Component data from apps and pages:
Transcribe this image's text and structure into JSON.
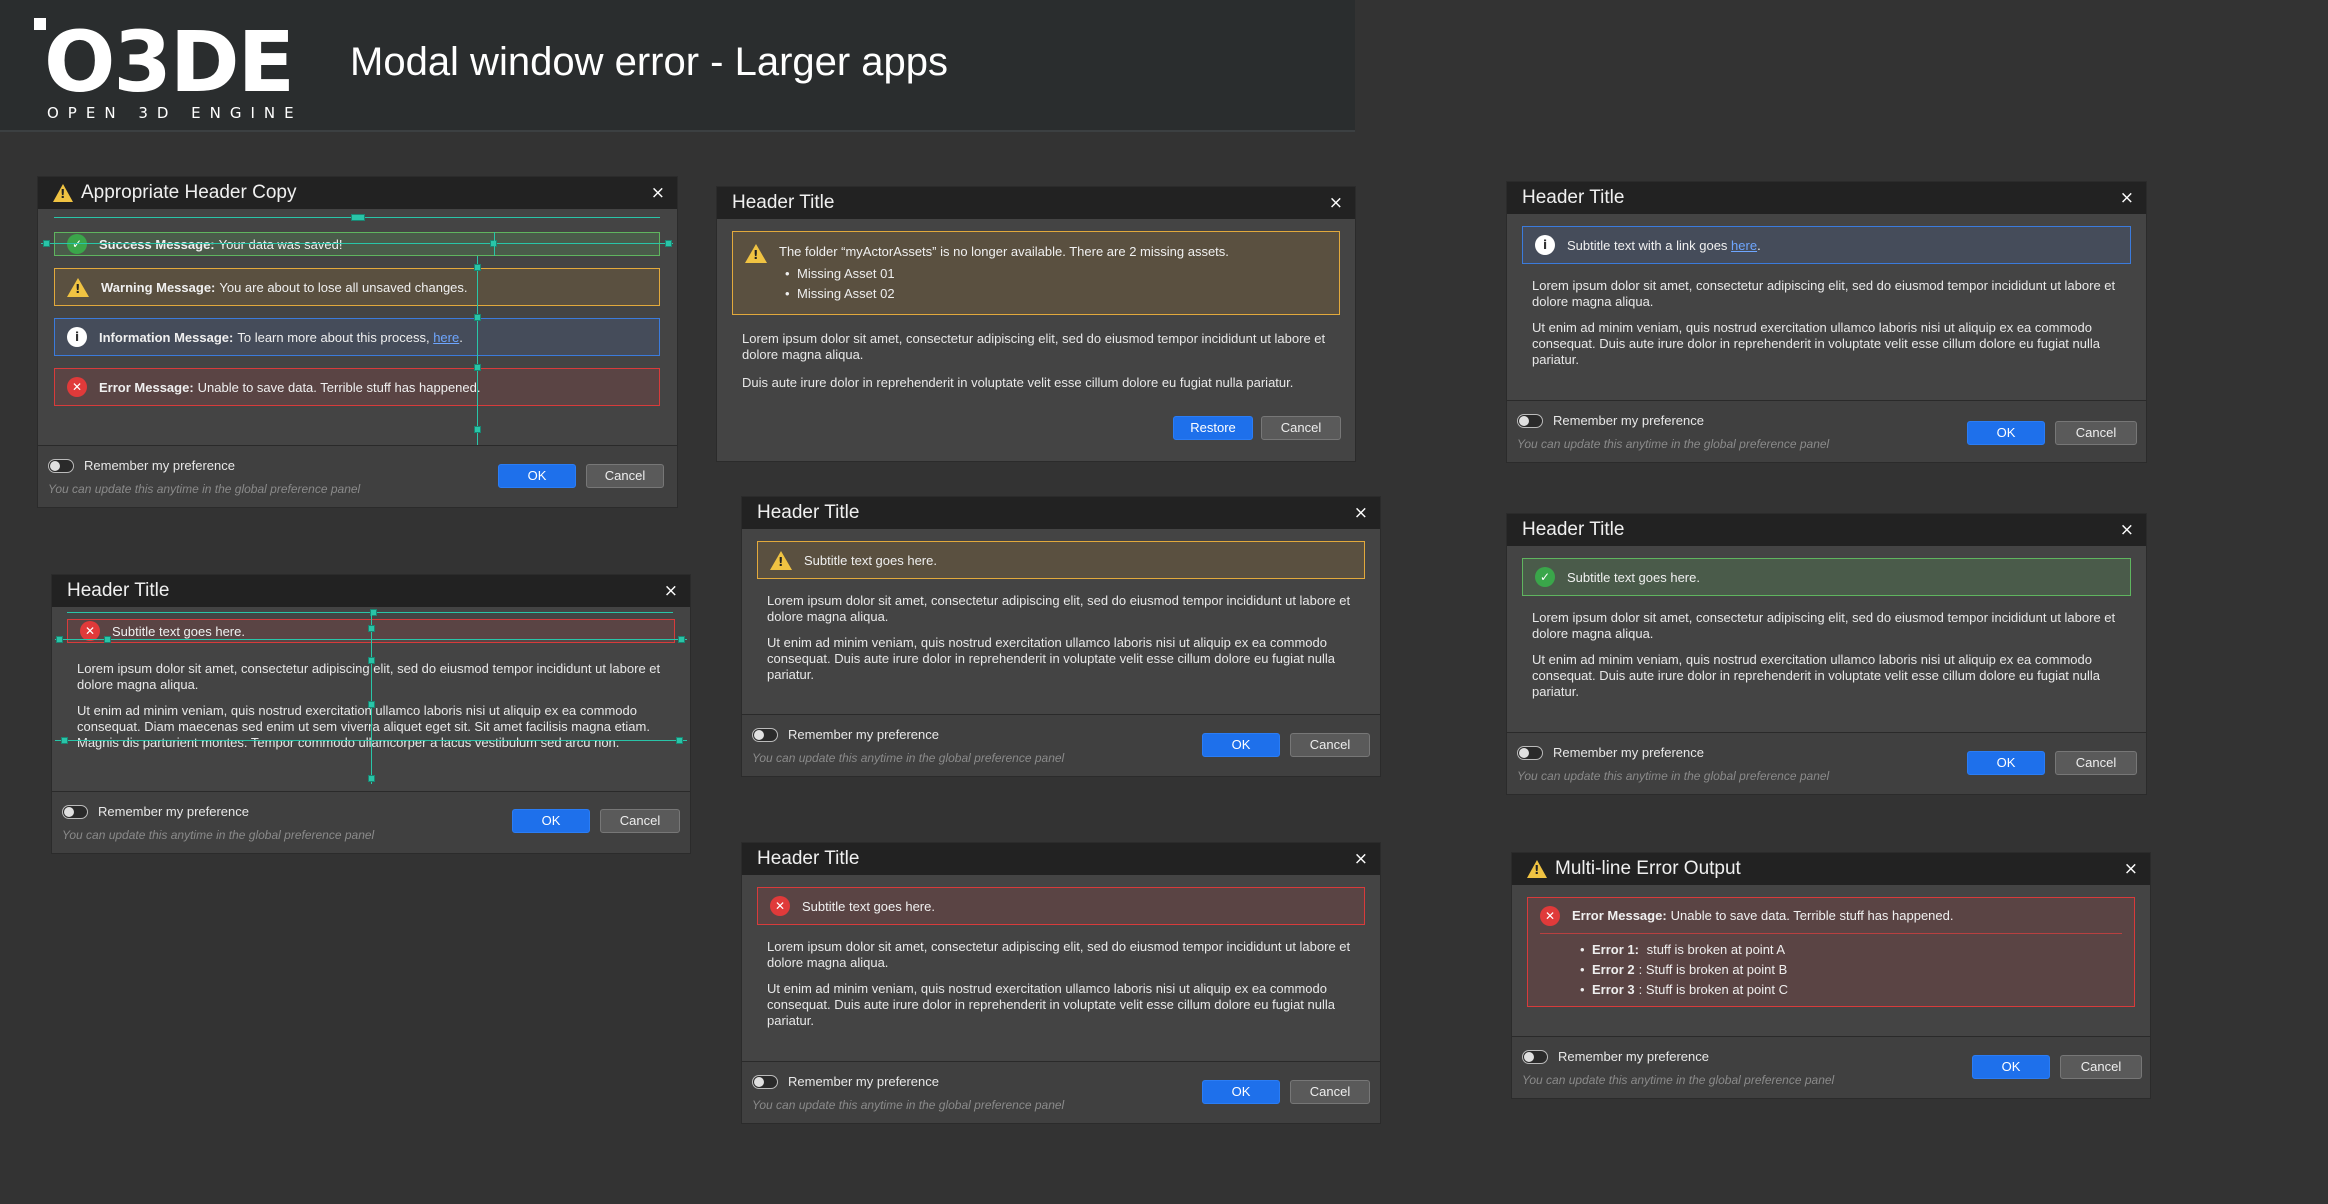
{
  "page": {
    "title": "Modal window error - Larger apps"
  },
  "logo": {
    "main": "O3DE",
    "sub": "OPEN 3D ENGINE"
  },
  "common": {
    "ok": "OK",
    "cancel": "Cancel",
    "restore": "Restore",
    "remember": "Remember my preference",
    "hint": "You can update this anytime in the global preference panel",
    "close": "×",
    "lorem1": "Lorem ipsum dolor sit amet, consectetur adipiscing elit, sed do eiusmod tempor incididunt ut labore et dolore magna aliqua.",
    "lorem2": "Ut enim ad minim veniam, quis nostrud exercitation ullamco laboris nisi ut aliquip ex ea commodo consequat. Duis aute irure dolor in reprehenderit in voluptate velit esse cillum dolore eu fugiat nulla pariatur.",
    "lorem3": "Duis aute irure dolor in reprehenderit in voluptate velit esse cillum dolore eu fugiat nulla pariatur.",
    "lorem4": "Ut enim ad minim veniam, quis nostrud exercitation ullamco laboris nisi ut aliquip ex ea commodo consequat. Diam maecenas sed enim ut sem viverra aliquet eget sit. Sit amet facilisis magna etiam. Magnis dis parturient montes. Tempor commodo ullamcorper a lacus vestibulum sed arcu non.",
    "subtitle": "Subtitle text goes here."
  },
  "m1": {
    "title": "Appropriate Header Copy",
    "success_label": "Success Message:",
    "success_text": "Your data was saved!",
    "warning_label": "Warning Message:",
    "warning_text": "You are about to lose all unsaved changes.",
    "info_label": "Information Message:",
    "info_text": "To learn more about this process, ",
    "info_link": "here",
    "error_label": "Error Message:",
    "error_text": "Unable to save data. Terrible stuff has happened.",
    "guide_label": "8px"
  },
  "m2": {
    "title": "Header Title",
    "warn_text": "The folder “myActorAssets” is no longer available. There are 2 missing assets.",
    "assets": [
      "Missing Asset 01",
      "Missing Asset 02"
    ]
  },
  "m3": {
    "title": "Header Title",
    "info_text": "Subtitle text with a link goes ",
    "info_link": "here"
  },
  "m4": {
    "title": "Header Title"
  },
  "m5": {
    "title": "Header Title"
  },
  "m6": {
    "title": "Header Title"
  },
  "m7": {
    "title": "Header Title"
  },
  "m8": {
    "title": "Multi-line Error Output",
    "error_label": "Error Message:",
    "error_text": "Unable to save data. Terrible stuff has happened.",
    "errors": [
      {
        "label": "Error 1:",
        "text": "stuff is broken at point A"
      },
      {
        "label": "Error 2",
        "text": ": Stuff is broken at point B"
      },
      {
        "label": "Error 3",
        "text": ": Stuff is broken at point C"
      }
    ]
  }
}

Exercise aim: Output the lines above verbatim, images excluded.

Answer box:
Transcribe this image's text and structure into JSON.
{
  "page": {
    "title": "Modal window error - Larger apps"
  },
  "logo": {
    "main": "O3DE",
    "sub": "OPEN 3D ENGINE"
  },
  "common": {
    "ok": "OK",
    "cancel": "Cancel",
    "restore": "Restore",
    "remember": "Remember my preference",
    "hint": "You can update this anytime in the global preference panel",
    "close": "×",
    "lorem1": "Lorem ipsum dolor sit amet, consectetur adipiscing elit, sed do eiusmod tempor incididunt ut labore et dolore magna aliqua.",
    "lorem2": "Ut enim ad minim veniam, quis nostrud exercitation ullamco laboris nisi ut aliquip ex ea commodo consequat. Duis aute irure dolor in reprehenderit in voluptate velit esse cillum dolore eu fugiat nulla pariatur.",
    "lorem3": "Duis aute irure dolor in reprehenderit in voluptate velit esse cillum dolore eu fugiat nulla pariatur.",
    "lorem4": "Ut enim ad minim veniam, quis nostrud exercitation ullamco laboris nisi ut aliquip ex ea commodo consequat. Diam maecenas sed enim ut sem viverra aliquet eget sit. Sit amet facilisis magna etiam. Magnis dis parturient montes. Tempor commodo ullamcorper a lacus vestibulum sed arcu non.",
    "subtitle": "Subtitle text goes here."
  },
  "m1": {
    "title": "Appropriate Header Copy",
    "success_label": "Success Message:",
    "success_text": "Your data was saved!",
    "warning_label": "Warning Message:",
    "warning_text": "You are about to lose all unsaved changes.",
    "info_label": "Information Message:",
    "info_text": "To learn more about this process, ",
    "info_link": "here",
    "error_label": "Error Message:",
    "error_text": "Unable to save data. Terrible stuff has happened.",
    "guide_label": "8px"
  },
  "m2": {
    "title": "Header Title",
    "warn_text": "The folder “myActorAssets” is no longer available. There are 2 missing assets.",
    "assets": [
      "Missing Asset 01",
      "Missing Asset 02"
    ]
  },
  "m3": {
    "title": "Header Title",
    "info_text": "Subtitle text with a link goes ",
    "info_link": "here"
  },
  "m4": {
    "title": "Header Title"
  },
  "m5": {
    "title": "Header Title"
  },
  "m6": {
    "title": "Header Title"
  },
  "m7": {
    "title": "Header Title"
  },
  "m8": {
    "title": "Multi-line Error Output",
    "error_label": "Error Message:",
    "error_text": "Unable to save data. Terrible stuff has happened.",
    "errors": [
      {
        "label": "Error 1:",
        "text": "stuff is broken at point A"
      },
      {
        "label": "Error 2",
        "text": ": Stuff is broken at point B"
      },
      {
        "label": "Error 3",
        "text": ": Stuff is broken at point C"
      }
    ]
  }
}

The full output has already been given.